Reviewing Flea Circus Open Slam is rendered problematic by the ever fluctuating line up of performers; each night sees five fresh poets do lexical battle for a spot in August the fourteenth’s final. It therefore goes without saying that the level of poetic prowess on display across the ten night run will vary significantly; any one show could be amazing or abysmal.
The evening I attended fell somewhere in the middle. Lucy Ayrton was on compere duties, and kicked things off with what was arguably one of the best pieces of the show, it’s almost a shame that she wasn’t competing. Nevertheless, Ayrton gave the atmosphere a convivial, informal edge and her relaxed approach was infectious. In this vein, you have to question a scoring system which leant towards the convoluted. Penalties for going over length by ten seconds were enforced, and the less said about the audience judged scoring system the better. Granted, there’s nothing wrong with competition, but given how breezily the fact that winner Matthew West couldn’t make the final was dealt with, it does seem disproportionate.
West himself was a deserving winner, given the stunning delivery of his animal alphabet piece. That the man had the audience in stiches over something which was essentially an exercise in vocabulary confirms his status as a wordsmith. The best of the rest was Henry Raby, whose rhythmic, punchy energy was put to good use with Letter from the Man to the Boy. Regrettably the other hopefuls were anything but memorable; their respective efforts were adequate, but unlikely to stay with you in the long term.
Headliner, Richard Tyrone-Jones was mixed bag in himself. Something of a legend, in poetry circles at least, his droll, off kilter sense of humour was utilized to full effect, jokes occasionally fell flat, but this was the exception and not the rule.
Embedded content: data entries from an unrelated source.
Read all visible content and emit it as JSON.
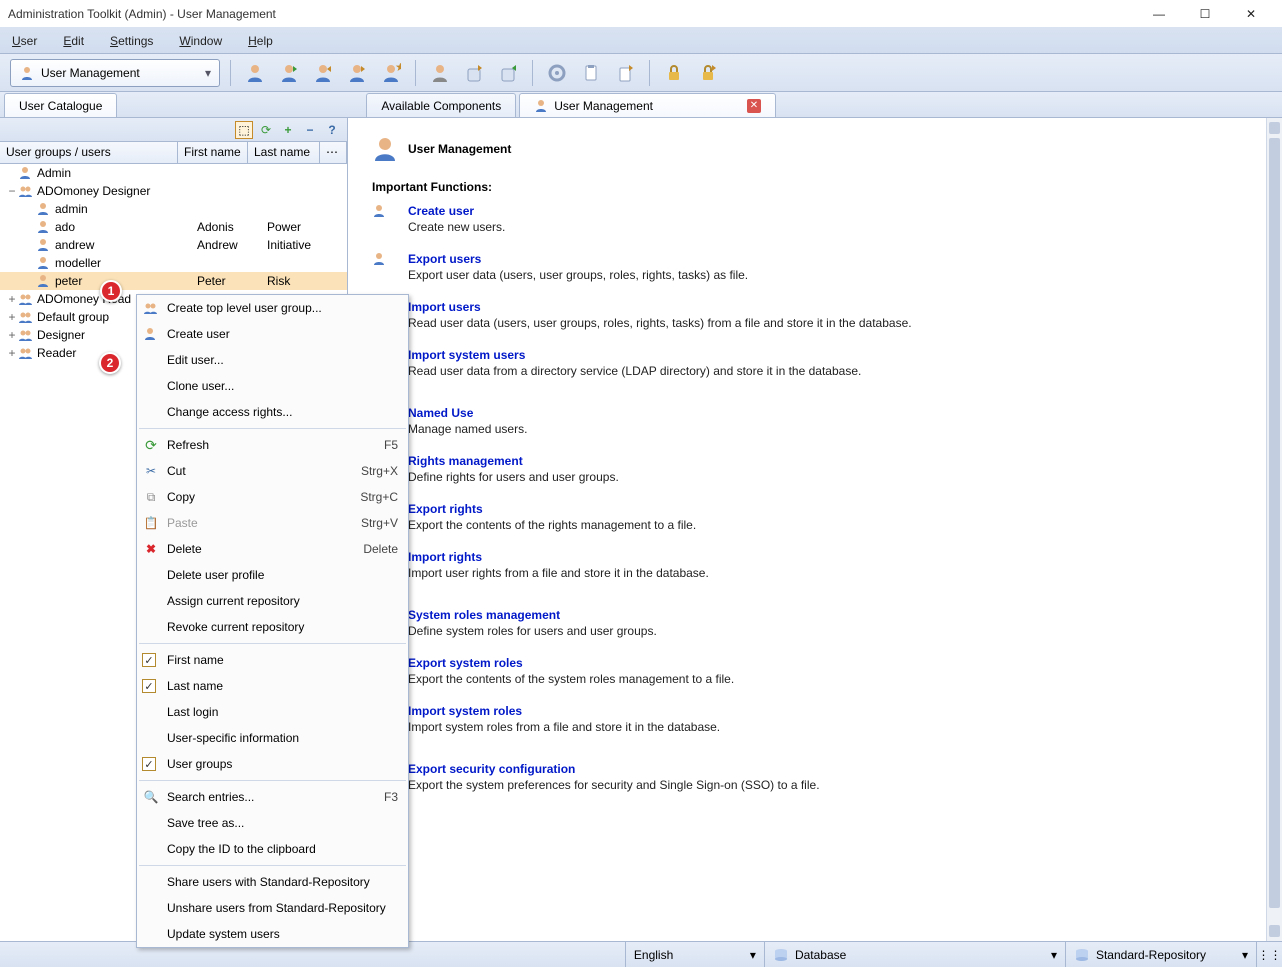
{
  "window": {
    "title": "Administration Toolkit (Admin) - User Management"
  },
  "menu": [
    "User",
    "Edit",
    "Settings",
    "Window",
    "Help"
  ],
  "toolbar_dropdown": {
    "label": "User Management"
  },
  "tabs": {
    "left": "User Catalogue",
    "centerA": "Available Components",
    "centerB": "User Management"
  },
  "catalog": {
    "cols": {
      "a": "User groups / users",
      "b": "First name",
      "c": "Last name"
    },
    "rows": [
      {
        "ind": 0,
        "exp": "",
        "type": "user",
        "n": "Admin",
        "f": "",
        "l": ""
      },
      {
        "ind": 0,
        "exp": "−",
        "type": "group",
        "n": "ADOmoney Designer",
        "f": "",
        "l": ""
      },
      {
        "ind": 1,
        "exp": "",
        "type": "user",
        "n": "admin",
        "f": "",
        "l": ""
      },
      {
        "ind": 1,
        "exp": "",
        "type": "user",
        "n": "ado",
        "f": "Adonis",
        "l": "Power"
      },
      {
        "ind": 1,
        "exp": "",
        "type": "user",
        "n": "andrew",
        "f": "Andrew",
        "l": "Initiative"
      },
      {
        "ind": 1,
        "exp": "",
        "type": "user",
        "n": "modeller",
        "f": "",
        "l": ""
      },
      {
        "ind": 1,
        "exp": "",
        "type": "user",
        "n": "peter",
        "f": "Peter",
        "l": "Risk",
        "sel": true
      },
      {
        "ind": 0,
        "exp": "+",
        "type": "group",
        "n": "ADOmoney Read",
        "f": "",
        "l": ""
      },
      {
        "ind": 0,
        "exp": "+",
        "type": "group",
        "n": "Default group",
        "f": "",
        "l": ""
      },
      {
        "ind": 0,
        "exp": "+",
        "type": "group",
        "n": "Designer",
        "f": "",
        "l": ""
      },
      {
        "ind": 0,
        "exp": "+",
        "type": "group",
        "n": "Reader",
        "f": "",
        "l": ""
      }
    ]
  },
  "page": {
    "title": "User Management",
    "subtitle": "Important Functions:",
    "funcs": [
      {
        "t": "Create user",
        "d": "Create new users."
      },
      {
        "t": "Export users",
        "d": "Export user data (users, user groups, roles, rights, tasks) as file."
      },
      {
        "t": "Import users",
        "d": "Read user data (users, user groups, roles, rights, tasks) from a file and store it in the database."
      },
      {
        "t": "Import system users",
        "d": "Read user data from a directory service (LDAP directory) and store it in the database."
      },
      {
        "t": "Named Use",
        "d": "Manage named users."
      },
      {
        "t": "Rights management",
        "d": "Define rights for users and user groups."
      },
      {
        "t": "Export rights",
        "d": "Export the contents of the rights management to a file."
      },
      {
        "t": "Import rights",
        "d": "Import user rights from a file and store it in the database."
      },
      {
        "t": "System roles management",
        "d": "Define system roles for users and user groups."
      },
      {
        "t": "Export system roles",
        "d": "Export the contents of the system roles management to a file."
      },
      {
        "t": "Import system roles",
        "d": "Import system roles from a file and store it in the database."
      },
      {
        "t": "Export security configuration",
        "d": "Export the system preferences for security and Single Sign-on (SSO) to a file."
      }
    ]
  },
  "ctx": [
    {
      "l": "Create top level user group...",
      "i": "group"
    },
    {
      "l": "Create user",
      "i": "user"
    },
    {
      "l": "Edit user..."
    },
    {
      "l": "Clone user..."
    },
    {
      "l": "Change access rights..."
    },
    {
      "sep": true
    },
    {
      "l": "Refresh",
      "i": "refresh",
      "sc": "F5"
    },
    {
      "l": "Cut",
      "i": "cut",
      "sc": "Strg+X"
    },
    {
      "l": "Copy",
      "i": "copy",
      "sc": "Strg+C"
    },
    {
      "l": "Paste",
      "i": "paste",
      "sc": "Strg+V",
      "dis": true
    },
    {
      "l": "Delete",
      "i": "delete",
      "sc": "Delete"
    },
    {
      "l": "Delete user profile"
    },
    {
      "l": "Assign current repository"
    },
    {
      "l": "Revoke current repository"
    },
    {
      "sep": true
    },
    {
      "l": "First name",
      "chk": true
    },
    {
      "l": "Last name",
      "chk": true
    },
    {
      "l": "Last login"
    },
    {
      "l": "User-specific information"
    },
    {
      "l": "User groups",
      "chk": true
    },
    {
      "sep": true
    },
    {
      "l": "Search entries...",
      "i": "search",
      "sc": "F3"
    },
    {
      "l": "Save tree as..."
    },
    {
      "l": "Copy the ID to the clipboard"
    },
    {
      "sep": true
    },
    {
      "l": "Share users with Standard-Repository"
    },
    {
      "l": "Unshare users from Standard-Repository"
    },
    {
      "l": "Update system users"
    }
  ],
  "status": {
    "lang": "English",
    "db": "Database",
    "repo": "Standard-Repository"
  },
  "badges": {
    "b1": "1",
    "b2": "2"
  }
}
The artist was at his weakest when opting for more disturbing material, and whilst a worthy post slam act, he couldn’t hold a candle up to the mighty West.
All things considered, the Flea Circus Open Slam is a classic example of preaching to the choir; if spoken word isn’t your tipple, there’s little in the way of innovation here to change your mind, a show for the converted only.